[App and web page records]
########################################

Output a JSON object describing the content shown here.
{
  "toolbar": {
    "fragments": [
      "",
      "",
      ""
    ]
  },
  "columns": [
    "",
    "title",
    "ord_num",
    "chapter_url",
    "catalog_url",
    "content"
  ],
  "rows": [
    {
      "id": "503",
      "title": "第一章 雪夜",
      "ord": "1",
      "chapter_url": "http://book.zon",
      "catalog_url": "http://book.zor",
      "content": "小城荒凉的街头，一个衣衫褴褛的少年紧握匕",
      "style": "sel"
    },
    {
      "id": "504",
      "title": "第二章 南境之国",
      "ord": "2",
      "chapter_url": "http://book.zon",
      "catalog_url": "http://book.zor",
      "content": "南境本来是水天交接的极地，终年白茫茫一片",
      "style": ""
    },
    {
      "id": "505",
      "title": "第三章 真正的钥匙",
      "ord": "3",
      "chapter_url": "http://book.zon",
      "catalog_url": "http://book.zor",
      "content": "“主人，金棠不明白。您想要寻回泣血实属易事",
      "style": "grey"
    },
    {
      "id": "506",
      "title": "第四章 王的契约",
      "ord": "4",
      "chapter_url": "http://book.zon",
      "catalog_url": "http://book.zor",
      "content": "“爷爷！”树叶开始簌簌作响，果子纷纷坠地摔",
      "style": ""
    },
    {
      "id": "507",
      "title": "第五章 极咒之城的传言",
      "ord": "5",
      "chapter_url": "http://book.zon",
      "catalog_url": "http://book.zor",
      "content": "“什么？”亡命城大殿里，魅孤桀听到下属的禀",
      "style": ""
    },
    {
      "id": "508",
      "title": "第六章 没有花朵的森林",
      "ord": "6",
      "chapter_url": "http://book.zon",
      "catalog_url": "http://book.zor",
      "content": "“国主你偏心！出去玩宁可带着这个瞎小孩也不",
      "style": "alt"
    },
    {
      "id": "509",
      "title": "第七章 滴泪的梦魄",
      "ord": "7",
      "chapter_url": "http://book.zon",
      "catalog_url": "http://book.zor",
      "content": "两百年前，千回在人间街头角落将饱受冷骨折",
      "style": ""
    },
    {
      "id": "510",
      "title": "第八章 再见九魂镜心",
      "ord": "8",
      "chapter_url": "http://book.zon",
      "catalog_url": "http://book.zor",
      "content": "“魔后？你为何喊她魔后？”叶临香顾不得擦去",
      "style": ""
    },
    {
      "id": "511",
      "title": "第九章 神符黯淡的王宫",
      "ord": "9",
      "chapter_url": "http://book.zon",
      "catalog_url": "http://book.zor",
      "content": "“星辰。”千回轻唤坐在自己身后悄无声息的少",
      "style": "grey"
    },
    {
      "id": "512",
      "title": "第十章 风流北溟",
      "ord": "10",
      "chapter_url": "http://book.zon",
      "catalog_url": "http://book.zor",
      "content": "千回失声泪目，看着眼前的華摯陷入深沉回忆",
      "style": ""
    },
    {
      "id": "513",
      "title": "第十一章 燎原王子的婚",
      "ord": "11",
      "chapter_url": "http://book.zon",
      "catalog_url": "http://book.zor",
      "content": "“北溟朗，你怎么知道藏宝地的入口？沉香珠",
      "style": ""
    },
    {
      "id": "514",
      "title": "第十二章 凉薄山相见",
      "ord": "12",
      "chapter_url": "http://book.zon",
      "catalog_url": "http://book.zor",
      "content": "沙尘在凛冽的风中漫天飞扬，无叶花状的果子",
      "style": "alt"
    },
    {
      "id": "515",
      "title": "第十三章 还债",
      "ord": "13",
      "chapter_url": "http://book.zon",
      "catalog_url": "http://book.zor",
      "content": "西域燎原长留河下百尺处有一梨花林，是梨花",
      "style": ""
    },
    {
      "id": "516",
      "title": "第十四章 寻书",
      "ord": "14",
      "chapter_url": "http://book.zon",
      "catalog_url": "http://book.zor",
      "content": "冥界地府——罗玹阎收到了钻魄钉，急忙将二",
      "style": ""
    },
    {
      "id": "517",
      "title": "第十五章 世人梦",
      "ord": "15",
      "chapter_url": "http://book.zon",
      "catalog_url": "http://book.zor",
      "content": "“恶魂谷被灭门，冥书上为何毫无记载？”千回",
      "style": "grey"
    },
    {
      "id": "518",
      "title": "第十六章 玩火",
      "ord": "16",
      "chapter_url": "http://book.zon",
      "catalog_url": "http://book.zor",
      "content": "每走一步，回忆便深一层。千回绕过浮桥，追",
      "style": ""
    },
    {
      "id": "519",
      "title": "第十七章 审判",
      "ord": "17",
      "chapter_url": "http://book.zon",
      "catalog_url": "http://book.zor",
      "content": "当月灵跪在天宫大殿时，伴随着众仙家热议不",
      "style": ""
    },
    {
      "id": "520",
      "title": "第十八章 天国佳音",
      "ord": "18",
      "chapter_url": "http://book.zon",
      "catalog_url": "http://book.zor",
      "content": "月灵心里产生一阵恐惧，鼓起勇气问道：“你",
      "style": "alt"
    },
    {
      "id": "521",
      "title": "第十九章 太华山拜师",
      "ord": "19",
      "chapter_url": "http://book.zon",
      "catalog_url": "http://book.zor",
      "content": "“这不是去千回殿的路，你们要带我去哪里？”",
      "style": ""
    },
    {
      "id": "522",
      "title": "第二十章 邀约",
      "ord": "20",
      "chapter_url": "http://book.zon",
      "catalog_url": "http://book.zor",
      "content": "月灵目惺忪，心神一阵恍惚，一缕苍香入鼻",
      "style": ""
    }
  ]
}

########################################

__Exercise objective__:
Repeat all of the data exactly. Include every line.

__Written answer__:
Output a JSON object describing the content shown here.
{
  "toolbar": {
    "fragments": [
      "",
      "",
      ""
    ]
  },
  "columns": [
    "",
    "title",
    "ord_num",
    "chapter_url",
    "catalog_url",
    "content"
  ],
  "rows": [
    {
      "id": "503",
      "title": "第一章 雪夜",
      "ord": "1",
      "chapter_url": "http://book.zon",
      "catalog_url": "http://book.zor",
      "content": "小城荒凉的街头，一个衣衫褴褛的少年紧握匕",
      "style": "sel"
    },
    {
      "id": "504",
      "title": "第二章 南境之国",
      "ord": "2",
      "chapter_url": "http://book.zon",
      "catalog_url": "http://book.zor",
      "content": "南境本来是水天交接的极地，终年白茫茫一片",
      "style": ""
    },
    {
      "id": "505",
      "title": "第三章 真正的钥匙",
      "ord": "3",
      "chapter_url": "http://book.zon",
      "catalog_url": "http://book.zor",
      "content": "“主人，金棠不明白。您想要寻回泣血实属易事",
      "style": "grey"
    },
    {
      "id": "506",
      "title": "第四章 王的契约",
      "ord": "4",
      "chapter_url": "http://book.zon",
      "catalog_url": "http://book.zor",
      "content": "“爷爷！”树叶开始簌簌作响，果子纷纷坠地摔",
      "style": ""
    },
    {
      "id": "507",
      "title": "第五章 极咒之城的传言",
      "ord": "5",
      "chapter_url": "http://book.zon",
      "catalog_url": "http://book.zor",
      "content": "“什么？”亡命城大殿里，魅孤桀听到下属的禀",
      "style": ""
    },
    {
      "id": "508",
      "title": "第六章 没有花朵的森林",
      "ord": "6",
      "chapter_url": "http://book.zon",
      "catalog_url": "http://book.zor",
      "content": "“国主你偏心！出去玩宁可带着这个瞎小孩也不",
      "style": "alt"
    },
    {
      "id": "509",
      "title": "第七章 滴泪的梦魄",
      "ord": "7",
      "chapter_url": "http://book.zon",
      "catalog_url": "http://book.zor",
      "content": "两百年前，千回在人间街头角落将饱受冷骨折",
      "style": ""
    },
    {
      "id": "510",
      "title": "第八章 再见九魂镜心",
      "ord": "8",
      "chapter_url": "http://book.zon",
      "catalog_url": "http://book.zor",
      "content": "“魔后？你为何喊她魔后？”叶临香顾不得擦去",
      "style": ""
    },
    {
      "id": "511",
      "title": "第九章 神符黯淡的王宫",
      "ord": "9",
      "chapter_url": "http://book.zon",
      "catalog_url": "http://book.zor",
      "content": "“星辰。”千回轻唤坐在自己身后悄无声息的少",
      "style": "grey"
    },
    {
      "id": "512",
      "title": "第十章 风流北溟",
      "ord": "10",
      "chapter_url": "http://book.zon",
      "catalog_url": "http://book.zor",
      "content": "千回失声泪目，看着眼前的華摯陷入深沉回忆",
      "style": ""
    },
    {
      "id": "513",
      "title": "第十一章 燎原王子的婚",
      "ord": "11",
      "chapter_url": "http://book.zon",
      "catalog_url": "http://book.zor",
      "content": "“北溟朗，你怎么知道藏宝地的入口？沉香珠",
      "style": ""
    },
    {
      "id": "514",
      "title": "第十二章 凉薄山相见",
      "ord": "12",
      "chapter_url": "http://book.zon",
      "catalog_url": "http://book.zor",
      "content": "沙尘在凛冽的风中漫天飞扬，无叶花状的果子",
      "style": "alt"
    },
    {
      "id": "515",
      "title": "第十三章 还债",
      "ord": "13",
      "chapter_url": "http://book.zon",
      "catalog_url": "http://book.zor",
      "content": "西域燎原长留河下百尺处有一梨花林，是梨花",
      "style": ""
    },
    {
      "id": "516",
      "title": "第十四章 寻书",
      "ord": "14",
      "chapter_url": "http://book.zon",
      "catalog_url": "http://book.zor",
      "content": "冥界地府——罗玹阎收到了钻魄钉，急忙将二",
      "style": ""
    },
    {
      "id": "517",
      "title": "第十五章 世人梦",
      "ord": "15",
      "chapter_url": "http://book.zon",
      "catalog_url": "http://book.zor",
      "content": "“恶魂谷被灭门，冥书上为何毫无记载？”千回",
      "style": "grey"
    },
    {
      "id": "518",
      "title": "第十六章 玩火",
      "ord": "16",
      "chapter_url": "http://book.zon",
      "catalog_url": "http://book.zor",
      "content": "每走一步，回忆便深一层。千回绕过浮桥，追",
      "style": ""
    },
    {
      "id": "519",
      "title": "第十七章 审判",
      "ord": "17",
      "chapter_url": "http://book.zon",
      "catalog_url": "http://book.zor",
      "content": "当月灵跪在天宫大殿时，伴随着众仙家热议不",
      "style": ""
    },
    {
      "id": "520",
      "title": "第十八章 天国佳音",
      "ord": "18",
      "chapter_url": "http://book.zon",
      "catalog_url": "http://book.zor",
      "content": "月灵心里产生一阵恐惧，鼓起勇气问道：“你",
      "style": "alt"
    },
    {
      "id": "521",
      "title": "第十九章 太华山拜师",
      "ord": "19",
      "chapter_url": "http://book.zon",
      "catalog_url": "http://book.zor",
      "content": "“这不是去千回殿的路，你们要带我去哪里？”",
      "style": ""
    },
    {
      "id": "522",
      "title": "第二十章 邀约",
      "ord": "20",
      "chapter_url": "http://book.zon",
      "catalog_url": "http://book.zor",
      "content": "月灵目惺忪，心神一阵恍惚，一缕苍香入鼻",
      "style": ""
    }
  ]
}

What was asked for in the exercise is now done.